Facts / Stats

What Is Lupus?

Lupus is an autoimmune (AW-toe-ih-MYOON) disease. Think of your body’s immune system like an army with hundreds of soldiers. The immune system’s job is to fight foreign substances in the body, like germs and viruses. But in autoimmune diseases, the immune system is out of control. It not only attacks germs, but healthy tissue as well.

You can’t catch lupus from another person. It isn’t cancer, and it isn’t related to AIDS.

Lupus is a disease that can affect many parts of the body. Everyone reacts differently. One person with lupus may have swollen knees and fever. Another person may be tired all the time or have kidney trouble. Someone else may have rashes that come and go. Lupus can involve the joints, the skin, the kidneys, the lungs, the heart, the brain, and the nervous system. If you have lupus, it may affect two or three parts of your body. Usually, one patient doesn’t experience all the possible symptoms. Lupus can vary from mild to severe, and usually alternates between periods of activity and periods when the disease is mostly quiet.

Most importantly, lupus is a manageable disease. With proper diagnosis and treatment, the disease is now more manageable than in years past. People with lupus are living full and productive lives. So if you suspect you may have or be at risk for lupus, take action and see your doctor right away. That’s the only way to help manage it. Studies have shown that patients who are informed and involved in their own care:

  • Have less pain
  • Make fewer visits to the doctor
  • Feel better about themselves
  • Remain more active

Did you know:

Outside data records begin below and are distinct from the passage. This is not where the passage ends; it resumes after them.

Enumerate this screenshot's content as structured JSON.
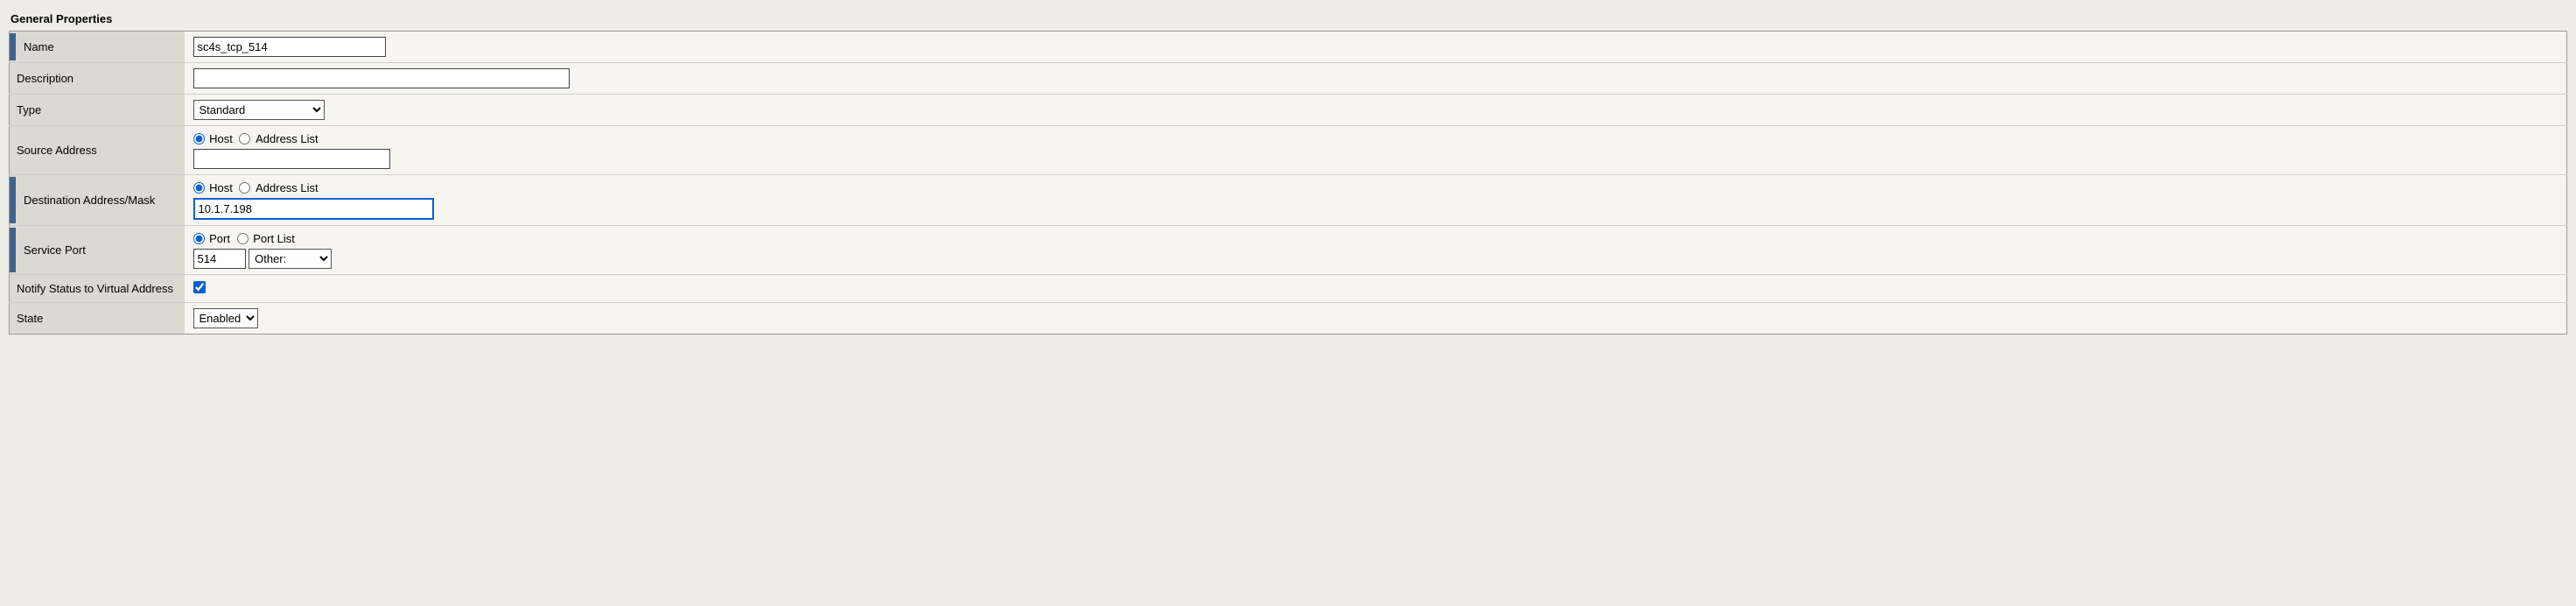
{
  "section_title": "General Properties",
  "rows": {
    "name": {
      "label": "Name",
      "value": "sc4s_tcp_514"
    },
    "description": {
      "label": "Description",
      "value": ""
    },
    "type": {
      "label": "Type",
      "options": [
        "Standard"
      ],
      "selected": "Standard"
    },
    "source_address": {
      "label": "Source Address",
      "radio_host": "Host",
      "radio_list": "Address List",
      "selected": "host",
      "value": ""
    },
    "destination": {
      "label": "Destination Address/Mask",
      "radio_host": "Host",
      "radio_list": "Address List",
      "selected": "host",
      "value": "10.1.7.198"
    },
    "service_port": {
      "label": "Service Port",
      "radio_port": "Port",
      "radio_list": "Port List",
      "selected": "port",
      "value": "514",
      "other_label": "Other:",
      "other_options": [
        "Other:"
      ]
    },
    "notify": {
      "label": "Notify Status to Virtual Address",
      "checked": true
    },
    "state": {
      "label": "State",
      "options": [
        "Enabled"
      ],
      "selected": "Enabled"
    }
  }
}
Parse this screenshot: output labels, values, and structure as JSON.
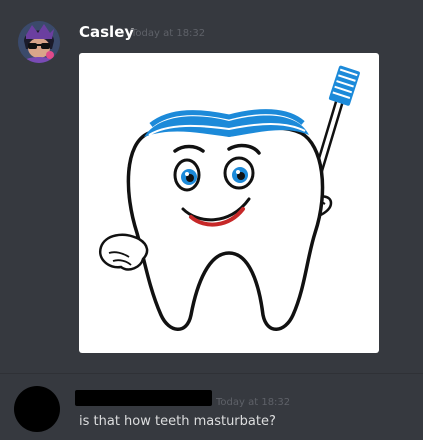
{
  "messages": [
    {
      "author": "Casley",
      "timestamp": "Today at 18:32",
      "attachment": {
        "icon": "tooth-with-toothbrush-illustration"
      }
    },
    {
      "author_redacted": true,
      "timestamp": "Today at 18:32",
      "text": "is that how teeth masturbate?"
    }
  ],
  "colors": {
    "background": "#36393f",
    "username": "#ffffff",
    "timestamp": "#5e6168",
    "message_text": "#dcddde",
    "tooth_blue": "#1c8ad9"
  }
}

  • Lupus is 6-10 times more likely to be found in women than in men?
  • Lupus affects women of color (African Americans, Hispanic Americans/Latinas, Asian Americans, and Native Americans) 2-3 times more often than women of European descent?
  • Although lupus can affect men and women, more than 90 percent of people with lupus are women between the ages of 15 and 45?
  • Both African Americans and Hispanic Americans/Latinas tend to develop lupus at a younger age and have more symptoms at diagnosis (including kidney problems)?
  • African American lupus patients have more seizures and strokes, while Hispanic American/Latina patients have more heart problems? (We don’t understand why some people seem to have more problems with lupus than others.)